Work item -> Go through the data and copy each line where the string "title" appears.

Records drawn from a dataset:
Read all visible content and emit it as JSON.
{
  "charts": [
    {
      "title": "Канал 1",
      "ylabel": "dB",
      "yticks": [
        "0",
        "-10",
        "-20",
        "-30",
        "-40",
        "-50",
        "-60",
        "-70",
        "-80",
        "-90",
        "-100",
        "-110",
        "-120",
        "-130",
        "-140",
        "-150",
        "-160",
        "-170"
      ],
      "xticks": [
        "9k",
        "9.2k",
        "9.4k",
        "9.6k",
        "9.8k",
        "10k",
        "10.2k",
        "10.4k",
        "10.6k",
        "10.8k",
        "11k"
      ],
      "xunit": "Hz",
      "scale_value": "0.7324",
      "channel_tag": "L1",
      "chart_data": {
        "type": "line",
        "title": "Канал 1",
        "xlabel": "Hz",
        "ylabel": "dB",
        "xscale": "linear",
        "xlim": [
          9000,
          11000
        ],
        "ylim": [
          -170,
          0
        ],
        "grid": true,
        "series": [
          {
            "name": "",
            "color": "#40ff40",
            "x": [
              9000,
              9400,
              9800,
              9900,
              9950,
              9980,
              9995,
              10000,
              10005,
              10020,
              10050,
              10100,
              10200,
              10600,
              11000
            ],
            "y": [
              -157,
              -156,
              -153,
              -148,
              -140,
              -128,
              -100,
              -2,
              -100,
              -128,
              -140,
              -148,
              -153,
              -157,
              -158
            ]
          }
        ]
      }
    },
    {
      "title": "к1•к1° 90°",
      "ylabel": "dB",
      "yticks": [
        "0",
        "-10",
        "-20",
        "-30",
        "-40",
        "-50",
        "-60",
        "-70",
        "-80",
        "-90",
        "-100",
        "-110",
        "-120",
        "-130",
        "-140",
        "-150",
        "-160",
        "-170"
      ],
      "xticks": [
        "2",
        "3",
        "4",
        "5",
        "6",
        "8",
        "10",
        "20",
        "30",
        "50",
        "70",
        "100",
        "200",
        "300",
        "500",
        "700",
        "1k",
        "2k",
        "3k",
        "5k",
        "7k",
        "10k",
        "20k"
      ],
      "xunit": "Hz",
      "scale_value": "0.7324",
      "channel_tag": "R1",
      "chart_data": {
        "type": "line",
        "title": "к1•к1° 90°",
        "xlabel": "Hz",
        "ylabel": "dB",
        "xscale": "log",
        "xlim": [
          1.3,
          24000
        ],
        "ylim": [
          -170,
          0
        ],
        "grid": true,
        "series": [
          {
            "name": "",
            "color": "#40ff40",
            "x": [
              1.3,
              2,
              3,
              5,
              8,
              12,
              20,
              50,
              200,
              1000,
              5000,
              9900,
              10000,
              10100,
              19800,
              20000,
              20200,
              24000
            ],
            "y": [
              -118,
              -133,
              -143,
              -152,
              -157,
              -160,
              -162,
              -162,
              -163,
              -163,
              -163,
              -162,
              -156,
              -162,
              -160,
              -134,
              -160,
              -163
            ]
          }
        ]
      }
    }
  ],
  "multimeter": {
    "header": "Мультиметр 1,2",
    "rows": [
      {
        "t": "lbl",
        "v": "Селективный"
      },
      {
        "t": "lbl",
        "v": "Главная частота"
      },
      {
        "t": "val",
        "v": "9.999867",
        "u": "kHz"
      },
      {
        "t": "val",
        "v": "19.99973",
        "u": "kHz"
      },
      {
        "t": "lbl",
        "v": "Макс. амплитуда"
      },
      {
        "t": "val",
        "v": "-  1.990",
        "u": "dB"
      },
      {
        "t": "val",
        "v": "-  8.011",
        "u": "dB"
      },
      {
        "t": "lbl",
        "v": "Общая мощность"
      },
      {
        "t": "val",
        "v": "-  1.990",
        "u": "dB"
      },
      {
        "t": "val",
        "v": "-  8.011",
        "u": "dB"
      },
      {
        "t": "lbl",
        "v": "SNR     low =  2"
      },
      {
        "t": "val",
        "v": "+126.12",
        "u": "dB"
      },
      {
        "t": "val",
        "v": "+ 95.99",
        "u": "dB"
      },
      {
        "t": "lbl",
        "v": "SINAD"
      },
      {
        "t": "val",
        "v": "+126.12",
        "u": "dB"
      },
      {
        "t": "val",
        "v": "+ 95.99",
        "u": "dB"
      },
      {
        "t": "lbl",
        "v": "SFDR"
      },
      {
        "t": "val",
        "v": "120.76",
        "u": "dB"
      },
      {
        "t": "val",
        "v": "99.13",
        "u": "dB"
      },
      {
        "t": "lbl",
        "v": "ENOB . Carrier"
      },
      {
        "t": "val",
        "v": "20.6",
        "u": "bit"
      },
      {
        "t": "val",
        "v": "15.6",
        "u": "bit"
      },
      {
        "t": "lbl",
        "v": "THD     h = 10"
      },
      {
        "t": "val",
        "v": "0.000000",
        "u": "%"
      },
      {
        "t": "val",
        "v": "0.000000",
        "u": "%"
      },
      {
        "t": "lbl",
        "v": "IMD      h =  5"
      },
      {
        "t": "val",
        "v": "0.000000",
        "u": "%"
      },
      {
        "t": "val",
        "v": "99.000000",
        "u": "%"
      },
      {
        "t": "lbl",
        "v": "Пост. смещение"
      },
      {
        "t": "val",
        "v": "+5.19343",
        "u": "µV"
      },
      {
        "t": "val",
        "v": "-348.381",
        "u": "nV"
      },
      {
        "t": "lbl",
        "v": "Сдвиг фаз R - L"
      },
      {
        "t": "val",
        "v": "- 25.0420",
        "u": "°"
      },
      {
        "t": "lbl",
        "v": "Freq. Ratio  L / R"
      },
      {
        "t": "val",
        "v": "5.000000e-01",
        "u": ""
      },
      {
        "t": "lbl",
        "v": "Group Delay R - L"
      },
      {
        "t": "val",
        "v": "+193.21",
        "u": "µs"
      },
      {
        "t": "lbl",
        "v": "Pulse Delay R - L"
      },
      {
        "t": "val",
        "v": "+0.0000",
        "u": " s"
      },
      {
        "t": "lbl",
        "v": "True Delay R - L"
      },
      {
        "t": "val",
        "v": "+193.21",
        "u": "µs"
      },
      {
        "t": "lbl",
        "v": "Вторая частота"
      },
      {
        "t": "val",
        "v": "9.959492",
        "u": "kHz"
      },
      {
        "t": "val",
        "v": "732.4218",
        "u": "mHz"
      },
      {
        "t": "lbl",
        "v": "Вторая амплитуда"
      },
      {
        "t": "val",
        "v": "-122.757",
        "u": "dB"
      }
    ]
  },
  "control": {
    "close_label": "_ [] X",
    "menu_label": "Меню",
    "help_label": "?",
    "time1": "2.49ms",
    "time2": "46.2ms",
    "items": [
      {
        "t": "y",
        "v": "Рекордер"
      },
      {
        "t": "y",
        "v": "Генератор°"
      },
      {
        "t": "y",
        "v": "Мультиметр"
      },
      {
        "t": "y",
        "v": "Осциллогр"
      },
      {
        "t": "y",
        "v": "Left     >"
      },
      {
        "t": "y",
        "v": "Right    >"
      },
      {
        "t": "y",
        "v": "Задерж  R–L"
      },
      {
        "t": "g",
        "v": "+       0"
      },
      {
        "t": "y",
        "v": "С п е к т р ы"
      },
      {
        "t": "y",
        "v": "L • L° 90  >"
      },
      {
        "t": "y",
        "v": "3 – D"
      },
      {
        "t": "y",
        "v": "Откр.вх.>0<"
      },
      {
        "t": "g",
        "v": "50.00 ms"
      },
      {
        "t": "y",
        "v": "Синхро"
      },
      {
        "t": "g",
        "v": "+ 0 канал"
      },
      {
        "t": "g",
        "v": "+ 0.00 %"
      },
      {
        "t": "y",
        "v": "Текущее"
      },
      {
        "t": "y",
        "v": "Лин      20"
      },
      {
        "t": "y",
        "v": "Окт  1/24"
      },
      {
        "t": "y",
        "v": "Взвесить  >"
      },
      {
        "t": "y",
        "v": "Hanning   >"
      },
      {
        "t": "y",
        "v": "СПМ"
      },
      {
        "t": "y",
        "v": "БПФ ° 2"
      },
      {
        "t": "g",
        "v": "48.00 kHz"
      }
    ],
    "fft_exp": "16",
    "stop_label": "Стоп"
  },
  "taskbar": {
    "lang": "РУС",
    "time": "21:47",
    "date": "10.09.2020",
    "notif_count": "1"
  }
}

Written solution ->
      "title": "Канал 1",
        "title": "Канал 1",
      "title": "к1•к1° 90°",
        "title": "к1•к1° 90°",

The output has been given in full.